Input material below:

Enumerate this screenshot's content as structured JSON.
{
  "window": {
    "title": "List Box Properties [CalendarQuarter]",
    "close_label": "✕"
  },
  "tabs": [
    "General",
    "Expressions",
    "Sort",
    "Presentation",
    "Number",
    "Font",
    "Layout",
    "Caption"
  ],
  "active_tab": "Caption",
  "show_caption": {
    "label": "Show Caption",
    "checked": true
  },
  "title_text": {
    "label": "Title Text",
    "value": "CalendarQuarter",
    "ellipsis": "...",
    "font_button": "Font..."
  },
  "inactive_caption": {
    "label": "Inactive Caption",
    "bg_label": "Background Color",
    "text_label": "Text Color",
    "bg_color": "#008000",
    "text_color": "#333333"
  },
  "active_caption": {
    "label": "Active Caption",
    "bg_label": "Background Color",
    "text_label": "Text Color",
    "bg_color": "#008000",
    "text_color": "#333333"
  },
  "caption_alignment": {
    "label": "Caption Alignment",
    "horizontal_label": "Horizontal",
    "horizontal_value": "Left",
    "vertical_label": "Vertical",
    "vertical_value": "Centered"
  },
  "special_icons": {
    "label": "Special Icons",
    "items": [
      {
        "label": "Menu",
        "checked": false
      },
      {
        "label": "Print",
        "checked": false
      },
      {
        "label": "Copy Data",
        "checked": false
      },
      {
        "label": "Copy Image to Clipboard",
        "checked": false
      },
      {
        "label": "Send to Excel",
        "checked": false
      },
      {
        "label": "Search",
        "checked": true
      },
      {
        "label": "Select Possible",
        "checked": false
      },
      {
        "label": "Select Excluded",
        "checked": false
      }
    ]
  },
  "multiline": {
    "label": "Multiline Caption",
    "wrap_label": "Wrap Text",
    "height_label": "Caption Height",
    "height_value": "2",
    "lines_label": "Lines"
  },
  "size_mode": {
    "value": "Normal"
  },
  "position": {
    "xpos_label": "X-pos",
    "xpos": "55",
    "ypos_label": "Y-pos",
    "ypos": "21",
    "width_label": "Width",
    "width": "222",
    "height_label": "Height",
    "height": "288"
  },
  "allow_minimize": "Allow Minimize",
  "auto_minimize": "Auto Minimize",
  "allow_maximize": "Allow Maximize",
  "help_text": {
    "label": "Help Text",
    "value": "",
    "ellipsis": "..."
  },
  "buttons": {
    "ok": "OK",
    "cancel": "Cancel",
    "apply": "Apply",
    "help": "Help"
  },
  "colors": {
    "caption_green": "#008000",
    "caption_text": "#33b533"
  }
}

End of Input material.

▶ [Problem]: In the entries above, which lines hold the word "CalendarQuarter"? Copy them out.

▶ [Final answer]:
    "title": "List Box Properties [CalendarQuarter]",
    "value": "CalendarQuarter",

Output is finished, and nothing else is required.